Mar 21, 2022 | Criminal Defense

You may have heard that most criminal cases don’t go to trial. In fact, the government has a vested interest in settling most cases out of court. Trials cost money and use time and resources that are often in short supply. 

That can be to your advantage as a defendant if you aren’t innocent of the charges against you. That’s where plea bargaining comes in. Prosecutors are often willing to minimize the consequences on the defendant if it will save them the work and uncertainty of taking the case to a jury. Defendants often want to get on their lives as soon as possible and avoid the cost and stress of a trial on their loved ones.

Plea deals are typically negotiated around three areas. Let’s look at those.

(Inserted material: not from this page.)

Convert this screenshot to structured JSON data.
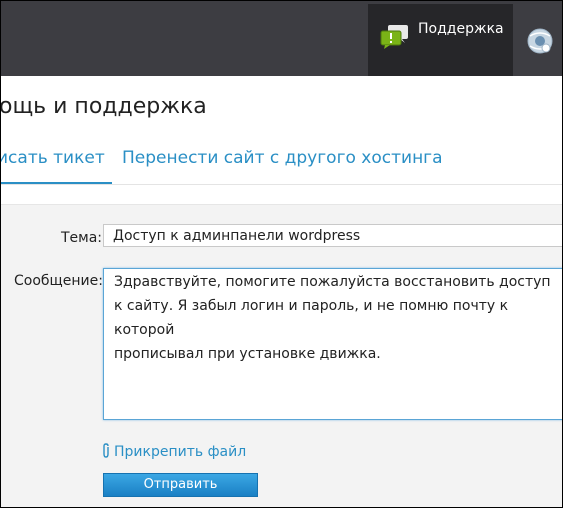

The charge

Most often, this is the area of negotiation. Prosecutors may offer to reduce a charge or drop one or more charges in exchange for a defendant pleading guilty to a lesser charge. This can mean the difference between a felony and a misdemeanor or perhaps let someone avoid a charge that could cost them their career.

The sentence

Sometimes, a defendant’s greatest concern is having to spend time behind bars. Prosecutors may be willing to give them a reduced sentence or even allow them to avoid jail or prison completely in exchange for a guilty plea. Prosecutors may offer them probation or allow them to consider their sentence complete with “time served.” Sometimes, both the charge and the sentence can be reduced.

The facts

This is the least common subject of plea bargaining. However, it can be useful for someone who’s gotten involved in a complex legal situation. Basically, it involves a defendant “stipulating” to some incriminating facts so that the prosecution doesn’t have to go to great lengths to provide evidence of them. In exchange, they won’t introduce other facts they have that could get the defendant in more legal jeopardy.

Of course, the decision to plea bargain or not is up to each person who finds themselves a defendant. Someone who is innocent of the charges against them and wants their “day in court” so that they can be exonerated won’t want to make a deal. Unfortunately, however, innocent people sometimes are found guilty by juries. 

Regardless of whether you choose to seek a plea deal or go to trial, you need experienced legal guidance. This can help you ensure that you get the best possible outcome for your situation.